The English have always known how to rock the house. British punk and alt-rock has led the way for innovative techniques and genres to form over the course of the last 30 years or so, but across the channel, European music developed a slightly different style.
Club, dance, house, and electro have long dominated the continental music scene, and it took awhile for it catch on in Merry Ol’ England. Mount Kimbie can be seen as a spillover of these traditions. Formed in 2008, the electronic duo set out to imitate the sounds of other electronic artists, and failed in faking it. But with its sophomore album, Cold Spring Fault Less Youth, Mount Kimbie comes out with its own sound that sets it apart from British and European artists alike.
“Home Recording,” “So Many Times, So Many Ways,” and “Made To Stray” are perfect poster-boy songs for Mount Kimbie. They all incorporate the same predictable pattern of beats, rhythms, and electronic melodies that varies rarely throughout the album.
They begin simply, with minimalist beats and syncopated ticks, building more instrumental layers as time goes on. Rarely are vocals and lyrics utilized at all, which gives the tracks, with their seemingly meaningful titles, an empty feeling at times.
With the removal of lyrics, the portrayal of emotion can become difficult, and Mount Kimbie fails to get its message across. Just a little more explanation of what the duo is attempting to express would allow its work to have a greater impact on listeners. Mount Kimbie should try to avoid the image of faux-intelligentsia by adding something to increase the depth of its music.
It’s alright to experiment and try to innovate, but art has a purpose: to purge emotion and free the observer. If Mount Kimbie cannot relate to an audience, then the members’ position and title as “artists” ought to be challenged.
However, the album is not without strong moments. King Krule is featured on “You Took Your Time” and “Meter, Pale, Tone” as a guest rapper, and his slow and steady style blends perfectly with the album’s geometric ensemble. His dry wit and calm lyrics stand out next to the ceaseless clicks and beeps that capture the essence of other tracks, extenuating that unique sound that you know is there, but isn’t always realized. It’s that deeper something necessary to reach the potential that the listener can sense is somewhere underneath the vast emptiness of the album.

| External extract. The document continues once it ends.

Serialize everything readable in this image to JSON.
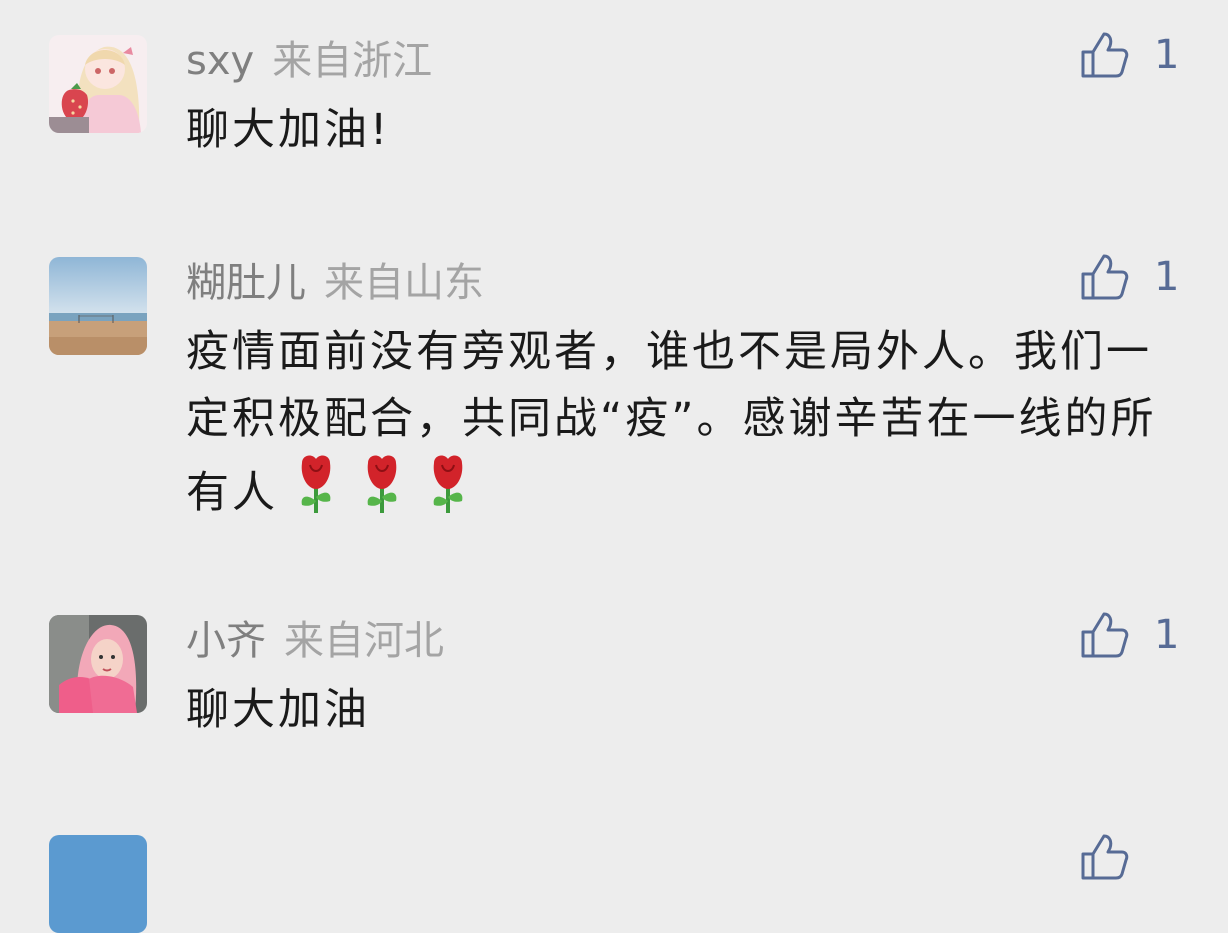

It would appear that Mount Kimbie fell into the dreaded “sophomore slump” with Cold Spring Fault Less Youth. However, the duo has made notable progress in developing its own place in British and electronic music. It’s a disappointingly small step, but there is hope for the sullen pair.
While Cold Spring easily becomes a monotonous jumble, certain musical moments excellently showcase Mount Kimbie’s ability to craft a composition that can really be enjoyed by an audience. Keep a look out for the duo in the future, because there is absolutely something there, a hidden potential just waiting to come out of its musical cocoon and soar.
Mount Kimbie – Cold Spring Fault Less Youth tracklist:
- “Home Recording”
- “You Took Your Time (feat. King Krule)”
- “Break Well”
- “Blood and Form”
- “Made To Stray”
- “So Many Times, So Many Ways”
- “Lie Near”
- “Meter, Pale, Tone (feat. King Krule)”
- “Sullen Ground”
- “Fall Out”